THURSDAY 18 OCT 2018 2:56 PM


Amy Ashenden, video editor, PinkNews

How has social media changed your work with PR agencies?
Occasionally I’ll tweet out a journo request or ask PRs to get in touch with stories, which usually always leads to a few extra emails in my inbox – sometimes this helps build great contacts, but often stories aren’t relevant at all to where I’m working.

What social media platform is most valuable professionally? Why?
I love Twitter, it’s essential for journalism. Many times it’s helped me find people, connect, and collaborate on some really exciting content. Instagram is becoming increasingly helpful as well but Twitter tends to be a bit more professional, which I like. For example, an activist might be big on Instagram but PRs and organisations have much more of a presence on Twitter. LinkedIn is a good way to connect professionally too.
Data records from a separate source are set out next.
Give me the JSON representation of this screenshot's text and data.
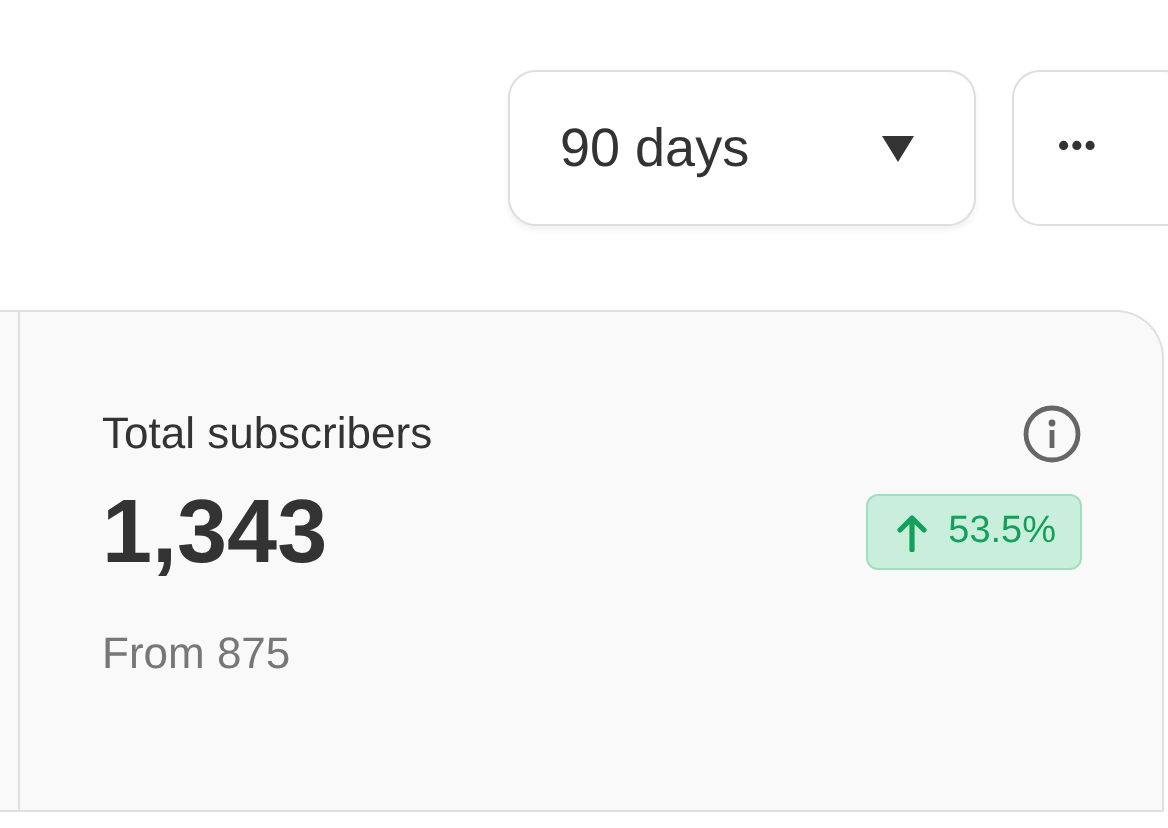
{
  "toolbar": {
    "range_select": {
      "value": "90 days"
    },
    "more_button": {
      "label": "•••"
    }
  },
  "stat_card": {
    "title": "Total subscribers",
    "value": "1,343",
    "change": {
      "rising": true,
      "label": "53.5%"
    },
    "previous": "From 875"
  }
}
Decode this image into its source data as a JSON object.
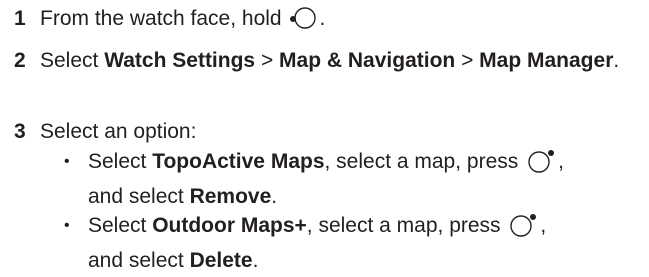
{
  "steps": [
    {
      "number": "1",
      "text_before_icon": "From the watch face, hold ",
      "text_after_icon": ".",
      "icon": "watch-button-left-icon"
    },
    {
      "number": "2",
      "select": "Select ",
      "watch_settings": "Watch Settings",
      "sep1": " > ",
      "map_navigation": "Map & Navigation",
      "sep2": " > ",
      "map_manager": "Map Manager",
      "end": "."
    },
    {
      "number": "3",
      "text": "Select an option:"
    }
  ],
  "bullets": [
    {
      "marker": "•",
      "select": "Select ",
      "item": "TopoActive Maps",
      "middle": ", select a map, press ",
      "icon": "watch-button-right-icon",
      "comma": ",",
      "line2_before": "and select ",
      "action": "Remove",
      "end": "."
    },
    {
      "marker": "•",
      "select": "Select ",
      "item": "Outdoor Maps+",
      "middle": ", select a map, press ",
      "icon": "watch-button-right-icon",
      "comma": ",",
      "line2_before": "and select ",
      "action": "Delete",
      "end": "."
    }
  ]
}
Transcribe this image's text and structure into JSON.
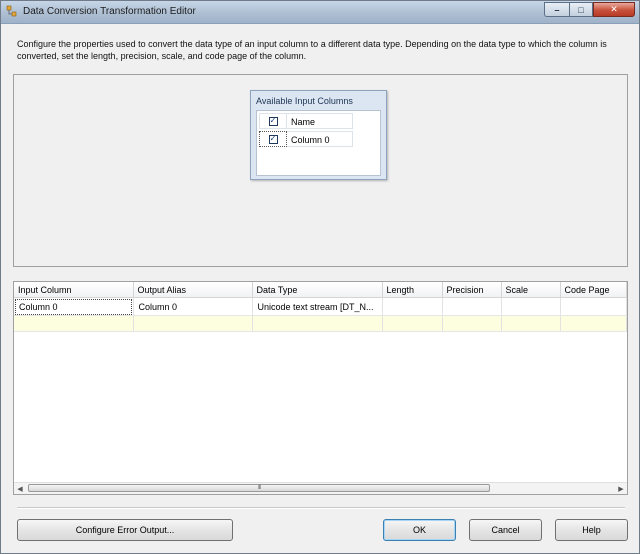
{
  "window": {
    "title": "Data Conversion Transformation Editor",
    "minimize_glyph": "–",
    "maximize_glyph": "□",
    "close_glyph": "✕"
  },
  "description": "Configure the properties used to convert the data type of an input column to a different data type. Depending on the data type to which the column is converted, set the length, precision, scale, and code page of the column.",
  "available_columns": {
    "title": "Available Input Columns",
    "header": {
      "name": "Name",
      "checked": true
    },
    "items": [
      {
        "name": "Column 0",
        "checked": true
      }
    ]
  },
  "grid": {
    "headers": [
      "Input Column",
      "Output Alias",
      "Data Type",
      "Length",
      "Precision",
      "Scale",
      "Code Page"
    ],
    "rows": [
      [
        "Column 0",
        "Column 0",
        "Unicode text stream [DT_N...",
        "",
        "",
        "",
        ""
      ]
    ],
    "scroll_grip": "III"
  },
  "buttons": {
    "configure_error": "Configure Error Output...",
    "ok": "OK",
    "cancel": "Cancel",
    "help": "Help"
  },
  "colors": {
    "titlebar": "#aebfd3",
    "close_button": "#c8513c",
    "new_row": "#fdfde0",
    "panel_bg": "#dce6f2"
  },
  "icons": {
    "check": "✓",
    "scroll_left": "◀",
    "scroll_right": "▶"
  }
}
What key components in a press release do you look for?
Three things: video content, relevance to the audience I’m working for, and exclusivity. If I can’t immediately see
that the PR has thought about either the audience I need to cater for (i.e. the LGBTQ+ community for PinkNews) or thought about video, then it’s harder for me to set aside time to read the email or give feedback. A big struggle is the lack of PRs informed on LGBTQ+ issues, and therefore they’re pitching stories while remaining completely in the dark about LGBTQ+ audiences. A little bit of research can go a long way.

How can a press release catch your attention?
The PR agencies that I work more closely with are ones who note that I’m a video journalist serving a LGBTQ+ audience – so they’ll bring me a story that will resonate with our audience, or a story that resonates with opportunity for me to film a video, or provide video content for PinkNews. Even if the story is not strictly LGBTQ+, offering video content I can use will always catch my eye.